[WHAT IS EXPECTED]:
Write out each record below exactly as it appears, with no pictures.

[Element data from apps and pages]
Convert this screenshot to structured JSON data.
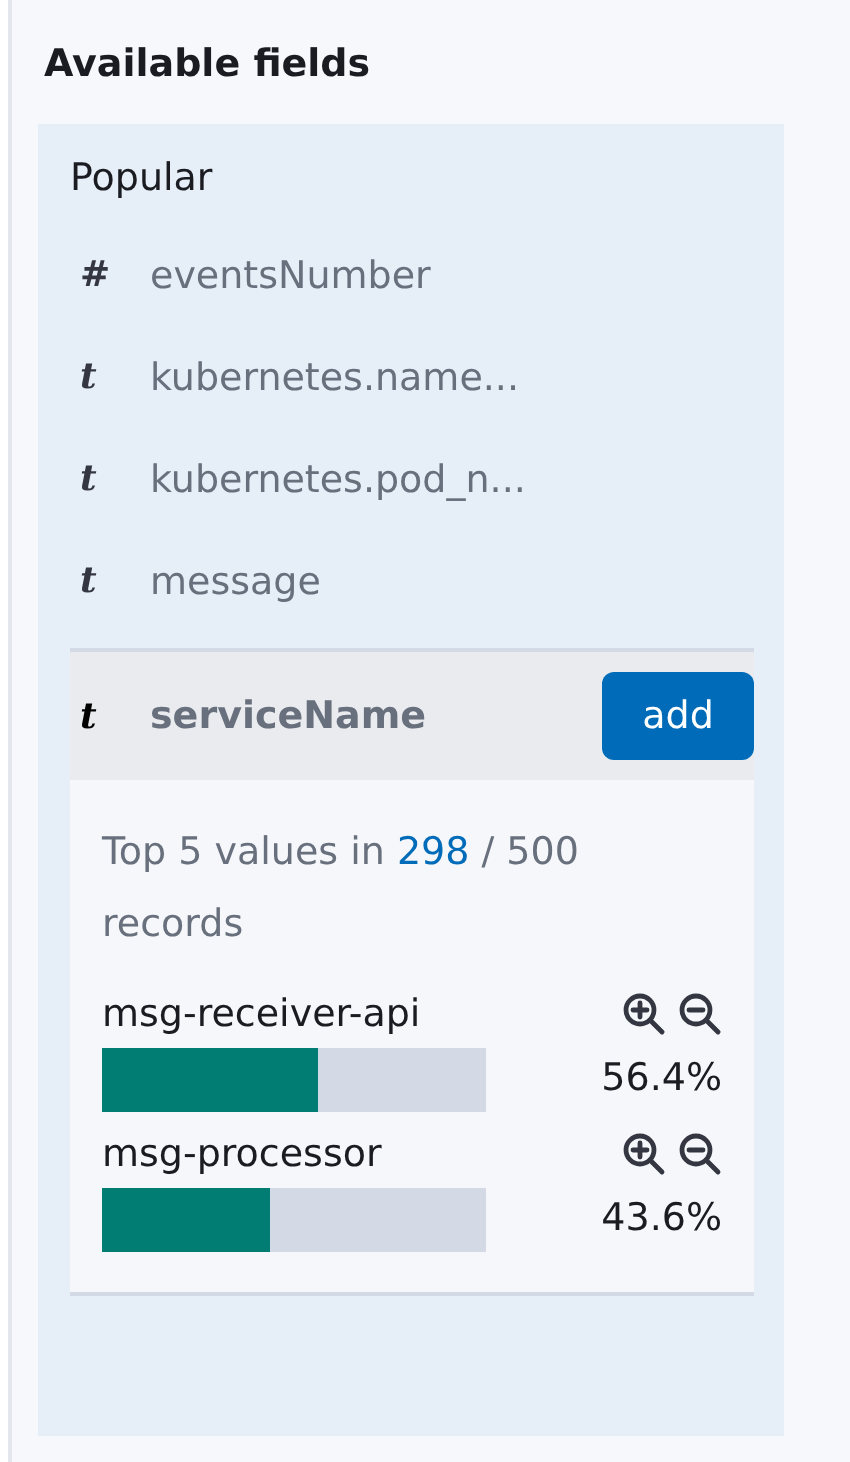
{
  "title": "Available fields",
  "section": "Popular",
  "fields": [
    {
      "type": "#",
      "name": "eventsNumber",
      "selected": false
    },
    {
      "type": "t",
      "name": "kubernetes.name...",
      "selected": false
    },
    {
      "type": "t",
      "name": "kubernetes.pod_n...",
      "selected": false
    },
    {
      "type": "t",
      "name": "message",
      "selected": false
    },
    {
      "type": "t",
      "name": "serviceName",
      "selected": true,
      "action": "add",
      "details": {
        "summary_before": "Top 5 values in",
        "summary_link": "298",
        "summary_after": "/ 500 records",
        "values": [
          {
            "name": "msg-receiver-api",
            "level": 0.564,
            "percent": "56.4%"
          },
          {
            "name": "msg-processor",
            "level": 0.436,
            "percent": "43.6%"
          }
        ]
      }
    }
  ]
}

[ANSWER]:
Convert this screenshot to structured JSON data.
{
  "title": "Available fields",
  "section": "Popular",
  "fields": [
    {
      "type": "#",
      "name": "eventsNumber",
      "selected": false
    },
    {
      "type": "t",
      "name": "kubernetes.name...",
      "selected": false
    },
    {
      "type": "t",
      "name": "kubernetes.pod_n...",
      "selected": false
    },
    {
      "type": "t",
      "name": "message",
      "selected": false
    },
    {
      "type": "t",
      "name": "serviceName",
      "selected": true,
      "action": "add",
      "details": {
        "summary_before": "Top 5 values in",
        "summary_link": "298",
        "summary_after": "/ 500 records",
        "values": [
          {
            "name": "msg-receiver-api",
            "level": 0.564,
            "percent": "56.4%"
          },
          {
            "name": "msg-processor",
            "level": 0.436,
            "percent": "43.6%"
          }
        ]
      }
    }
  ]
}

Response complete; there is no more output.